Supporting someone after an attempt can be a difficult and scary task. Knowing how best to support someone is hard, yet we do know a few things from research:
In studies, people who received short, supportive and non-demanding notes (notes that didn’t ask the person to do anything such as “call if you need me”) for weeks, months and a few times a year after attempting suicide were much for likely to seek help and much less likely to attempt or die from suicide when compared to people who didn’t receive these supportive notes.
Unconditional, non-demanding caring and support helps make people feel that their lives matter, that they are loved, and that they can keep going another day.
References to support learning circle: Support after an attempt:
Beals J., Manson S.M., Whitesell, N.R., Spicer, P., Novins, D.K., & Mitchell, C.M. Prevalence of DSM-IV disorders and attendant help-seeking in 2 american indian reservation populations. Arch Gen Psychiatry. 2005;62(1):99-08.
Currier, G.W., Brown, G.K., & Brenner, L.A. (2015). Rationale and study protocol for a two-part intervention: Safety planning and structured follow-up among veterans at risk for suicide and discharged from the emergency department. Contemporary Clinical Trials.
Grant, C., Ballard, E.D., & Olson-Madden, J.H. (2015). An empowerment approach to family caregiver involvement in suicide prevention implications for practice. The Family Journal:1066480715572962.
Motto, J.A. & Bostrom, A.G. (2001). A randomized controlled trial of postcrisis suicide prevention. Psychiatr Serv, 52:828-833.
Luxton, D.D., June, J.D., & Comtois, K.A. (2013). Can postdischarge follow-up contacts prevent suicide and suicidal behavior?

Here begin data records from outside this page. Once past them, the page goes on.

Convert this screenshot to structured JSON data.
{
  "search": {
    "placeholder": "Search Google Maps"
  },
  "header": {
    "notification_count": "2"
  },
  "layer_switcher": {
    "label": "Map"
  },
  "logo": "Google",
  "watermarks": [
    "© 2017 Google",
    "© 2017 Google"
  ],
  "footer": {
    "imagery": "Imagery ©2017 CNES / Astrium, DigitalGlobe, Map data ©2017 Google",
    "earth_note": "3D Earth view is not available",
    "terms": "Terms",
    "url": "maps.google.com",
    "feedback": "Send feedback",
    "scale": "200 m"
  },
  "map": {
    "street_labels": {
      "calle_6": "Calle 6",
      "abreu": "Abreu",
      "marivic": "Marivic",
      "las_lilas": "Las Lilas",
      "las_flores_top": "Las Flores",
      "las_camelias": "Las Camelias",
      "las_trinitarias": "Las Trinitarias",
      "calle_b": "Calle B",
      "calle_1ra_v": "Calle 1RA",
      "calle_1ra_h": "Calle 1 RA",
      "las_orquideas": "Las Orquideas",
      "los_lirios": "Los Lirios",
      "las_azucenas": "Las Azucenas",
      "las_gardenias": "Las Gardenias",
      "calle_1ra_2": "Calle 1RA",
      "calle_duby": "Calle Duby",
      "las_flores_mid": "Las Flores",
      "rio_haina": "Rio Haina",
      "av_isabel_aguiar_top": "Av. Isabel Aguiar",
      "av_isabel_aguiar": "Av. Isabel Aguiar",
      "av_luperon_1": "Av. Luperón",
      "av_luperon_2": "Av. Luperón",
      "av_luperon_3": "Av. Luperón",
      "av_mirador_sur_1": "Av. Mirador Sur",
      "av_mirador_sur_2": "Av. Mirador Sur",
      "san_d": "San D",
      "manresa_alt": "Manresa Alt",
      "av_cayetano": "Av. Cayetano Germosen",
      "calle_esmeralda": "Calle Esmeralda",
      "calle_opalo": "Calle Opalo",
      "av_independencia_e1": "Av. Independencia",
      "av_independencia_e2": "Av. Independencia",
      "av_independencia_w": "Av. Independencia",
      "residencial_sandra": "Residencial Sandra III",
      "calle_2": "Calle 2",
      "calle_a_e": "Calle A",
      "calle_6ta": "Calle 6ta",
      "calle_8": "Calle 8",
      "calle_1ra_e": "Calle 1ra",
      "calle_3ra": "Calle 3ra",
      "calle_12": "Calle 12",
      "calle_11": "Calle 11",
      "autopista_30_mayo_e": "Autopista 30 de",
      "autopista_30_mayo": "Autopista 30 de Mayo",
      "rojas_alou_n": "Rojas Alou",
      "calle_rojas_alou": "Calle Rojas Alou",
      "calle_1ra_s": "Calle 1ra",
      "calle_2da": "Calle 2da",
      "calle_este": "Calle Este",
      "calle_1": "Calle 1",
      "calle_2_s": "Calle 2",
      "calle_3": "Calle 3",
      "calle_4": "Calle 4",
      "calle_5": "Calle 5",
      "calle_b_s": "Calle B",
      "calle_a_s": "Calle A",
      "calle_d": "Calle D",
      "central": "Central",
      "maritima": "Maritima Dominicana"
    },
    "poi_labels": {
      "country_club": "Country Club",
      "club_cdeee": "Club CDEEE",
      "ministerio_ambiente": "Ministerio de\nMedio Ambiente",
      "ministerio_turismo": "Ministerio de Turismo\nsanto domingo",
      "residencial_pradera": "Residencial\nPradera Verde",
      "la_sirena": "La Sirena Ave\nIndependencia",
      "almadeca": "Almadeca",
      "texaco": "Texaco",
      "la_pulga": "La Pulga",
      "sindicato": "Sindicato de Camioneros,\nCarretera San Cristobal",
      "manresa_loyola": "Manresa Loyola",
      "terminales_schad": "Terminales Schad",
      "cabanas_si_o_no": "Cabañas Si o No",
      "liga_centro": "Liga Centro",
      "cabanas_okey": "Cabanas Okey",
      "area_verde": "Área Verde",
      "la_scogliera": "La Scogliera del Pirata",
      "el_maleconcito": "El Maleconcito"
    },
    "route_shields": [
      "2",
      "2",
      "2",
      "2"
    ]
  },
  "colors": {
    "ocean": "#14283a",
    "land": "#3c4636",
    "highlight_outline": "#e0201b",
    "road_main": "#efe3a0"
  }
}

A review of the evidence. Crisis: The Journal of Crisis Intervention and Suicide Prevention, 34(1):32.
Stuart, J.& Jose, P.E. (2004). The protective influence of family connectedness, ethnic identity, and ethnic engagement for new zealand ma̅ori adolescents.

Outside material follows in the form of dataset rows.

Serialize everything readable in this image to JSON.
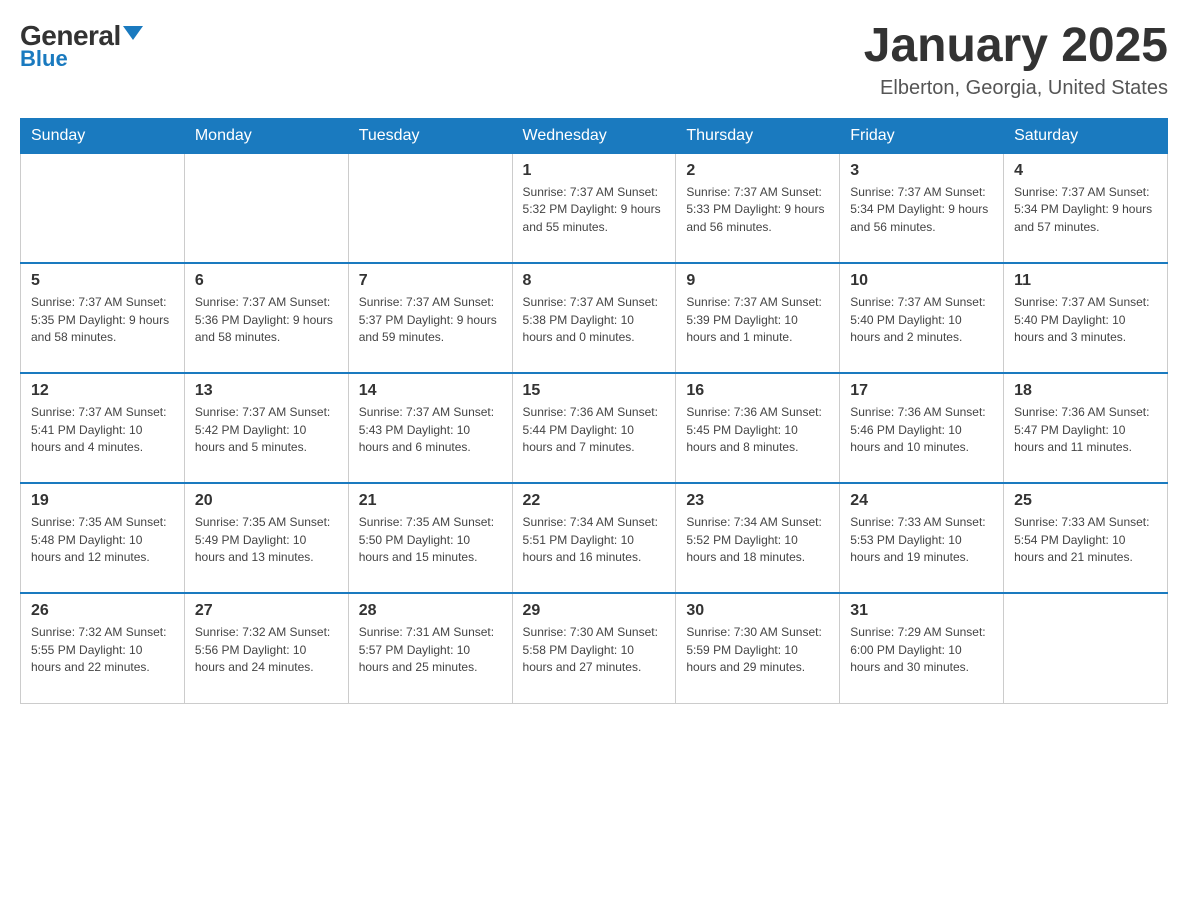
{
  "logo": {
    "general": "General",
    "blue": "Blue"
  },
  "title": "January 2025",
  "subtitle": "Elberton, Georgia, United States",
  "headers": [
    "Sunday",
    "Monday",
    "Tuesday",
    "Wednesday",
    "Thursday",
    "Friday",
    "Saturday"
  ],
  "weeks": [
    [
      {
        "num": "",
        "info": ""
      },
      {
        "num": "",
        "info": ""
      },
      {
        "num": "",
        "info": ""
      },
      {
        "num": "1",
        "info": "Sunrise: 7:37 AM\nSunset: 5:32 PM\nDaylight: 9 hours\nand 55 minutes."
      },
      {
        "num": "2",
        "info": "Sunrise: 7:37 AM\nSunset: 5:33 PM\nDaylight: 9 hours\nand 56 minutes."
      },
      {
        "num": "3",
        "info": "Sunrise: 7:37 AM\nSunset: 5:34 PM\nDaylight: 9 hours\nand 56 minutes."
      },
      {
        "num": "4",
        "info": "Sunrise: 7:37 AM\nSunset: 5:34 PM\nDaylight: 9 hours\nand 57 minutes."
      }
    ],
    [
      {
        "num": "5",
        "info": "Sunrise: 7:37 AM\nSunset: 5:35 PM\nDaylight: 9 hours\nand 58 minutes."
      },
      {
        "num": "6",
        "info": "Sunrise: 7:37 AM\nSunset: 5:36 PM\nDaylight: 9 hours\nand 58 minutes."
      },
      {
        "num": "7",
        "info": "Sunrise: 7:37 AM\nSunset: 5:37 PM\nDaylight: 9 hours\nand 59 minutes."
      },
      {
        "num": "8",
        "info": "Sunrise: 7:37 AM\nSunset: 5:38 PM\nDaylight: 10 hours\nand 0 minutes."
      },
      {
        "num": "9",
        "info": "Sunrise: 7:37 AM\nSunset: 5:39 PM\nDaylight: 10 hours\nand 1 minute."
      },
      {
        "num": "10",
        "info": "Sunrise: 7:37 AM\nSunset: 5:40 PM\nDaylight: 10 hours\nand 2 minutes."
      },
      {
        "num": "11",
        "info": "Sunrise: 7:37 AM\nSunset: 5:40 PM\nDaylight: 10 hours\nand 3 minutes."
      }
    ],
    [
      {
        "num": "12",
        "info": "Sunrise: 7:37 AM\nSunset: 5:41 PM\nDaylight: 10 hours\nand 4 minutes."
      },
      {
        "num": "13",
        "info": "Sunrise: 7:37 AM\nSunset: 5:42 PM\nDaylight: 10 hours\nand 5 minutes."
      },
      {
        "num": "14",
        "info": "Sunrise: 7:37 AM\nSunset: 5:43 PM\nDaylight: 10 hours\nand 6 minutes."
      },
      {
        "num": "15",
        "info": "Sunrise: 7:36 AM\nSunset: 5:44 PM\nDaylight: 10 hours\nand 7 minutes."
      },
      {
        "num": "16",
        "info": "Sunrise: 7:36 AM\nSunset: 5:45 PM\nDaylight: 10 hours\nand 8 minutes."
      },
      {
        "num": "17",
        "info": "Sunrise: 7:36 AM\nSunset: 5:46 PM\nDaylight: 10 hours\nand 10 minutes."
      },
      {
        "num": "18",
        "info": "Sunrise: 7:36 AM\nSunset: 5:47 PM\nDaylight: 10 hours\nand 11 minutes."
      }
    ],
    [
      {
        "num": "19",
        "info": "Sunrise: 7:35 AM\nSunset: 5:48 PM\nDaylight: 10 hours\nand 12 minutes."
      },
      {
        "num": "20",
        "info": "Sunrise: 7:35 AM\nSunset: 5:49 PM\nDaylight: 10 hours\nand 13 minutes."
      },
      {
        "num": "21",
        "info": "Sunrise: 7:35 AM\nSunset: 5:50 PM\nDaylight: 10 hours\nand 15 minutes."
      },
      {
        "num": "22",
        "info": "Sunrise: 7:34 AM\nSunset: 5:51 PM\nDaylight: 10 hours\nand 16 minutes."
      },
      {
        "num": "23",
        "info": "Sunrise: 7:34 AM\nSunset: 5:52 PM\nDaylight: 10 hours\nand 18 minutes."
      },
      {
        "num": "24",
        "info": "Sunrise: 7:33 AM\nSunset: 5:53 PM\nDaylight: 10 hours\nand 19 minutes."
      },
      {
        "num": "25",
        "info": "Sunrise: 7:33 AM\nSunset: 5:54 PM\nDaylight: 10 hours\nand 21 minutes."
      }
    ],
    [
      {
        "num": "26",
        "info": "Sunrise: 7:32 AM\nSunset: 5:55 PM\nDaylight: 10 hours\nand 22 minutes."
      },
      {
        "num": "27",
        "info": "Sunrise: 7:32 AM\nSunset: 5:56 PM\nDaylight: 10 hours\nand 24 minutes."
      },
      {
        "num": "28",
        "info": "Sunrise: 7:31 AM\nSunset: 5:57 PM\nDaylight: 10 hours\nand 25 minutes."
      },
      {
        "num": "29",
        "info": "Sunrise: 7:30 AM\nSunset: 5:58 PM\nDaylight: 10 hours\nand 27 minutes."
      },
      {
        "num": "30",
        "info": "Sunrise: 7:30 AM\nSunset: 5:59 PM\nDaylight: 10 hours\nand 29 minutes."
      },
      {
        "num": "31",
        "info": "Sunrise: 7:29 AM\nSunset: 6:00 PM\nDaylight: 10 hours\nand 30 minutes."
      },
      {
        "num": "",
        "info": ""
      }
    ]
  ]
}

Whitlock, J., Wyman, P.A., & Moore, S.R. (2014). Connectedness and suicide prevention in adolescents: Pathways and implications. Suicide and life-threatening behavior, 44(3):246-272.